Lions battle to repair morale


Last updated at 07:13 13 November 2006

Great Britain returned to their Sydney base yesterday still wondering why their Gillette Tri-Nations plans suddenly went so badly wrong against New Zealand in Wellington.

The post-mortem into their heaviest defeat by the Kiwis, home or away, will begin on Monday as they try to repair morale before they face Australia again in a make or break game in Brisbane on Saturday.

Storm force Kiwis batter Lions into submission

There will be harsh words on the training ground but at least Brian Noble's players are not looking to hide behind excuses. Adrian Morley said: 'I have been on the end of a few disappointing defeats in a Lions jersey but this one was a real kick in the guts.

'I think we had our minds on last week, when we beat the Aussies, and thought we were already in the final. The Kiwis came out firing and we didn't know what hit us. We never got going, never completed our sets and seemed to go away from everything that brought us success. There can be no excuses.'

Great Britain captain Jamie Peacock, whose barnstorming performance in the second row constantly tried to shake the Lions out of their lethargy, was equally scathing.

'I have no explanation for the difference from last week. Things started going wrong very early. We dropped a couple of balls, missed a few tackles and our confidence was rocking.'

Peacock refused to accept that either the sin-binning of Leeds centre Keith Senior, for a spat with Kiwis centre Steve Matai, or the controversial 'no try' after winger Gareth Raynor had crashed over in the corner just before the break, contributed to the Lions' downfall.

New Zealand scored their first two tries while Senior was off the pitch, furious that one of the Kiwis trainers sprayed him with water during the incident with Matai. Senior said later: 'It was a dirty, disgusting trick.'

Raynor lost out to a video decision when Great Britain could have gone in 16-10 down at the break instead of 16-4. 'We have not had a decent call on this trip,' said Lions coach Noble.

'It was starting to go wrong before the brawl and certainly long before Gareth's "try" although bad calls can make or break you,' argued Peacock.

'It's still on for us to make the final so let's get ready for Brisbane and give it a shot. The alternative does not bear thinking about.'

Although the Kiwis, who have now beaten Great Britain twice but had two points deducted over the Nathan Fien 'ineligibility' affair, believe they have earned a place in the final, they don't trust their arch rivals to see off Great Britain.

But Kiwis coach Brian McClennan still plans to bring his squad to Sydney later this week and says they will be 'blowing up green and gold balloons all day Saturday and cheering for the Aussies'.

Great Britain, who have not won in Brisbane since 1962 or beaten Australia in back-to-back Tests for 36 years, knew the Kiwis would go for the jugular in Wellington.

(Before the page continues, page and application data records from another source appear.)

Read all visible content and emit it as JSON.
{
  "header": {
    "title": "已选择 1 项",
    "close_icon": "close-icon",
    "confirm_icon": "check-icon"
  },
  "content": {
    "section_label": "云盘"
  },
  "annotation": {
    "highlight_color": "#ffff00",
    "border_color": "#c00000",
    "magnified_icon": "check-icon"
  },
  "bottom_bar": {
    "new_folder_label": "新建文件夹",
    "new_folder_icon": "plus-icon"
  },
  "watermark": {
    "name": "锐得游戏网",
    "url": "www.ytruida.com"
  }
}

What they did not expect was to capitulate so easily, conceding six tries to one and being turned inside out by the classic kicking game of Kiwis half-back Stacey Jones.

Great Britain scrum-half Sean Long has discussed terms with Australia head coach Ricky Stuart over a move to the Cronulla Sharks in 2008. Lions team-mate Adrian Morley is thought to have acted as a go-between for the Saint who is out of contract at the end of next season.

No comments have so far been submitted. Why not be the first to send us your thoughts, or debate this issue live on our message boards.

We are no longer accepting comments on this article.

Who is this week's top commenter? Find out now